A positive upshot of using this technique depends on whether or not the ransomware has erased the Volume Shadow Copies of the files on your PC. This is a Windows feature that automatically makes and keeps the backups of data elements on the hard drive as long as System Restore is enabled. The cryptoware in question is programmed to switch off the Volume Shadow Copy Service (VSS), but it has reportedly failed to in some cases. Checking one’s options regarding this workaround is doable in two ways: through the Properties menu of each file or by means of the remarkable open-source tool called Shadow Explorer. We recommend the software-based way because it’s automated, hence faster and easier. Just install the app and use its intuitive controls to get previous versions of the encrypted objects reinstated.
Data recovery toolkit to the rescue
Some strains of ransomware are known to delete the original files after the encryption routine has been completed. As hostile as this activity appears, it can play into your hands. There are applications designed to revive the information that was obliterated because of malfunctioning hardware or due to accidental removal. The tool called Data Recovery Pro by ParetoLogic features this type of capability therefore it can be applied in ransom attack scenarios to at least get the most important files back.

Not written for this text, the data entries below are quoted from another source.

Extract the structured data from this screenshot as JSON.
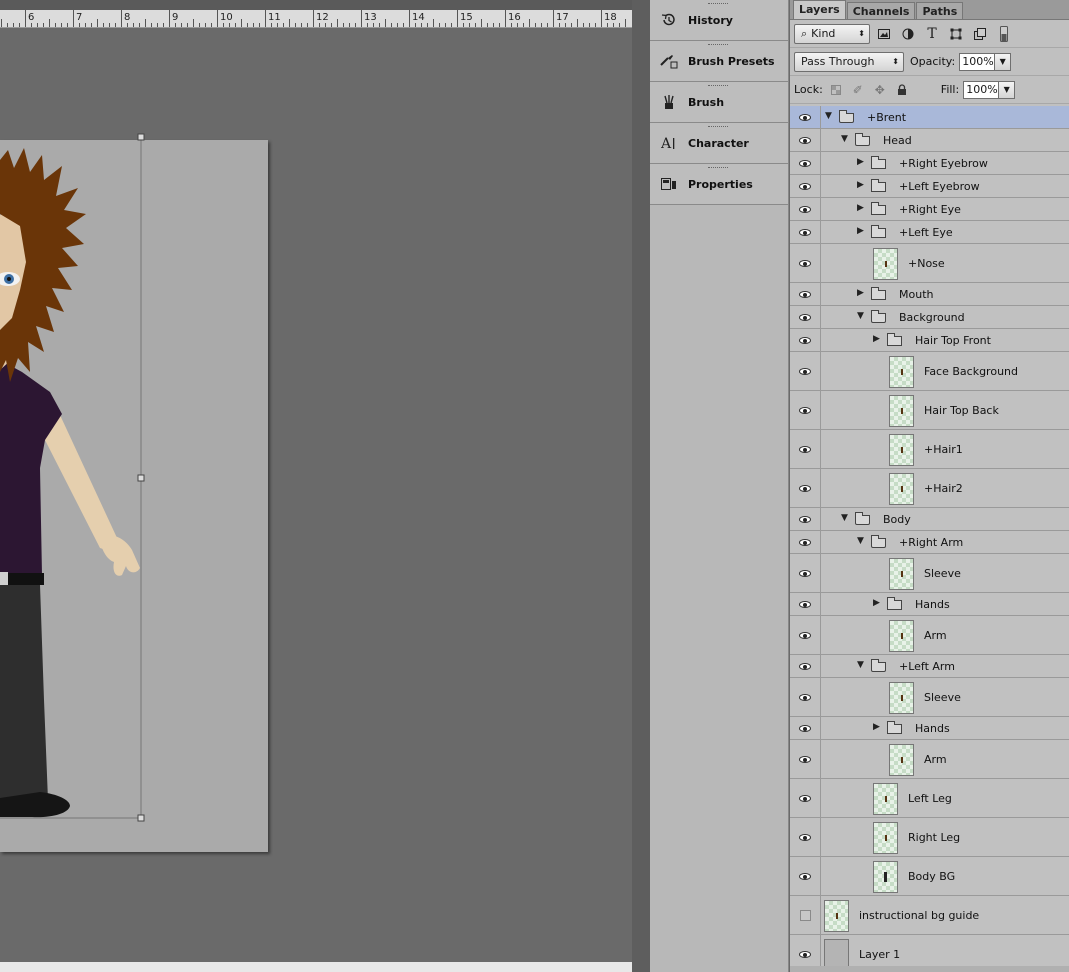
{
  "ruler": {
    "numbers": [
      "6",
      "7",
      "8",
      "9",
      "10",
      "11",
      "12",
      "13",
      "14",
      "15",
      "16",
      "17",
      "18"
    ]
  },
  "dock": {
    "items": [
      {
        "label": "History",
        "icon": "history-icon"
      },
      {
        "label": "Brush Presets",
        "icon": "brush-presets-icon"
      },
      {
        "label": "Brush",
        "icon": "brush-icon"
      },
      {
        "label": "Character",
        "icon": "character-icon"
      },
      {
        "label": "Properties",
        "icon": "properties-icon"
      }
    ]
  },
  "panel": {
    "tabs": [
      "Layers",
      "Channels",
      "Paths"
    ],
    "active_tab": "Layers",
    "filter_kind": "Kind",
    "blend_mode": "Pass Through",
    "opacity_label": "Opacity:",
    "opacity_value": "100%",
    "lock_label": "Lock:",
    "fill_label": "Fill:",
    "fill_value": "100%"
  },
  "layers": [
    {
      "name": "+Brent",
      "type": "group",
      "open": true,
      "depth": 0,
      "selected": true,
      "visible": true
    },
    {
      "name": "Head",
      "type": "group",
      "open": true,
      "depth": 1,
      "visible": true
    },
    {
      "name": "+Right Eyebrow",
      "type": "group",
      "open": false,
      "depth": 2,
      "visible": true
    },
    {
      "name": "+Left Eyebrow",
      "type": "group",
      "open": false,
      "depth": 2,
      "visible": true
    },
    {
      "name": "+Right Eye",
      "type": "group",
      "open": false,
      "depth": 2,
      "visible": true
    },
    {
      "name": "+Left Eye",
      "type": "group",
      "open": false,
      "depth": 2,
      "visible": true
    },
    {
      "name": "+Nose",
      "type": "layer",
      "depth": 2,
      "visible": true
    },
    {
      "name": "Mouth",
      "type": "group",
      "open": false,
      "depth": 2,
      "visible": true
    },
    {
      "name": "Background",
      "type": "group",
      "open": true,
      "depth": 2,
      "visible": true
    },
    {
      "name": "Hair Top Front",
      "type": "group",
      "open": false,
      "depth": 3,
      "visible": true
    },
    {
      "name": "Face Background",
      "type": "layer",
      "depth": 3,
      "visible": true
    },
    {
      "name": "Hair Top Back",
      "type": "layer",
      "depth": 3,
      "visible": true
    },
    {
      "name": "+Hair1",
      "type": "layer",
      "depth": 3,
      "visible": true
    },
    {
      "name": "+Hair2",
      "type": "layer",
      "depth": 3,
      "visible": true
    },
    {
      "name": "Body",
      "type": "group",
      "open": true,
      "depth": 1,
      "visible": true
    },
    {
      "name": "+Right Arm",
      "type": "group",
      "open": true,
      "depth": 2,
      "visible": true
    },
    {
      "name": "Sleeve",
      "type": "layer",
      "depth": 3,
      "visible": true
    },
    {
      "name": "Hands",
      "type": "group",
      "open": false,
      "depth": 3,
      "visible": true
    },
    {
      "name": "Arm",
      "type": "layer",
      "depth": 3,
      "visible": true
    },
    {
      "name": "+Left Arm",
      "type": "group",
      "open": true,
      "depth": 2,
      "visible": true
    },
    {
      "name": "Sleeve",
      "type": "layer",
      "depth": 3,
      "visible": true
    },
    {
      "name": "Hands",
      "type": "group",
      "open": false,
      "depth": 3,
      "visible": true
    },
    {
      "name": "Arm",
      "type": "layer",
      "depth": 3,
      "visible": true
    },
    {
      "name": "Left Leg",
      "type": "layer",
      "depth": 2,
      "visible": true
    },
    {
      "name": "Right Leg",
      "type": "layer",
      "depth": 2,
      "visible": true
    },
    {
      "name": "Body BG",
      "type": "layer",
      "depth": 2,
      "visible": true
    },
    {
      "name": "instructional bg guide",
      "type": "layer",
      "depth": 0,
      "visible": false
    },
    {
      "name": "Layer 1",
      "type": "layer",
      "depth": 0,
      "visible": true,
      "gray": true
    }
  ]
}
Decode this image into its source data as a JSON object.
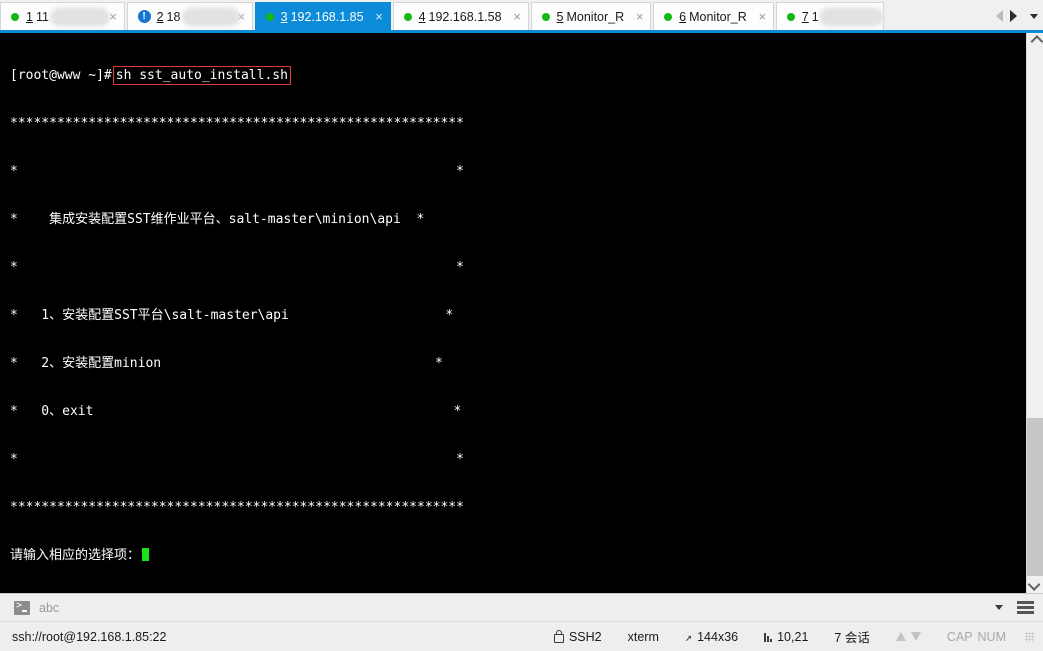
{
  "tabbar": {
    "tabs": [
      {
        "index": "1",
        "label_prefix": "11",
        "label_suffix": ".171",
        "redacted": true,
        "icon": "status-dot-green",
        "close": "×",
        "active": false
      },
      {
        "index": "2",
        "label_prefix": "18",
        "label_suffix": "180",
        "redacted": true,
        "icon": "warning-blue",
        "close": "×",
        "active": false
      },
      {
        "index": "3",
        "label_prefix": "192.168.1.85",
        "label_suffix": "",
        "redacted": false,
        "icon": "status-dot-green",
        "close": "×",
        "active": true
      },
      {
        "index": "4",
        "label_prefix": "192.168.1.58",
        "label_suffix": "",
        "redacted": false,
        "icon": "status-dot-green",
        "close": "×",
        "active": false
      },
      {
        "index": "5",
        "label_prefix": "Monitor_R",
        "label_suffix": "",
        "redacted": false,
        "icon": "status-dot-green",
        "close": "×",
        "active": false
      },
      {
        "index": "6",
        "label_prefix": "Monitor_R",
        "label_suffix": "",
        "redacted": false,
        "icon": "status-dot-green",
        "close": "×",
        "active": false
      },
      {
        "index": "7",
        "label_prefix": "1",
        "label_suffix": "4",
        "redacted": true,
        "icon": "status-dot-green",
        "close": "×",
        "active": false
      }
    ],
    "nav": {
      "prev": "scroll-tabs-left",
      "next": "scroll-tabs-right",
      "list": "tab-list-dropdown"
    },
    "active_color": "#0b8bd8",
    "status_dot_color": "#14b814"
  },
  "terminal": {
    "prompt": "[root@www ~]#",
    "command": "sh sst_auto_install.sh",
    "highlight_color": "#e03a34",
    "border_line": "**********************************************************",
    "lines": [
      "*                                                        *",
      "*    集成安装配置SST维作业平台、salt-master\\minion\\api  *",
      "*                                                        *",
      "*   1、安装配置SST平台\\salt-master\\api                    *",
      "*   2、安装配置minion                                   *",
      "*   0、exit                                              *",
      "*                                                        *"
    ],
    "input_prompt": "请输入相应的选择项：",
    "cursor_color": "#19e019",
    "bg_color": "#000000",
    "fg_color": "#ffffff"
  },
  "command_bar": {
    "icon": "console-icon",
    "placeholder": "abc",
    "value": "",
    "dropdown": "command-history-dropdown",
    "menu": "command-bar-menu"
  },
  "statusbar": {
    "connection": "ssh://root@192.168.1.85:22",
    "protocol": "SSH2",
    "terminal_type": "xterm",
    "dimensions": "144x36",
    "cursor_position": "10,21",
    "sessions": "7 会话",
    "cap": "CAP",
    "num": "NUM"
  }
}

So download and install the program, run a scan and let it do its job.
Revise your security status
Post-factum assessment of the accuracy component in malware removal scenarios is a great habit that prevents the comeback of harmful code or replication of its unattended fractions. Make sure you are good to go by running an additional safety checkup.
- Petya ransomware removal and system recovery (upd. June 27)
- Sorebrect ransomware – fileless malware exploits PsExec utility
- Remove MOLE02 ransomware virus and decrypt .mole02 files (upd. June 15)
- Erebus ransomware infects Linux web servers in South Korea
- Decrypt .master ransomware files – BTCWare virus variant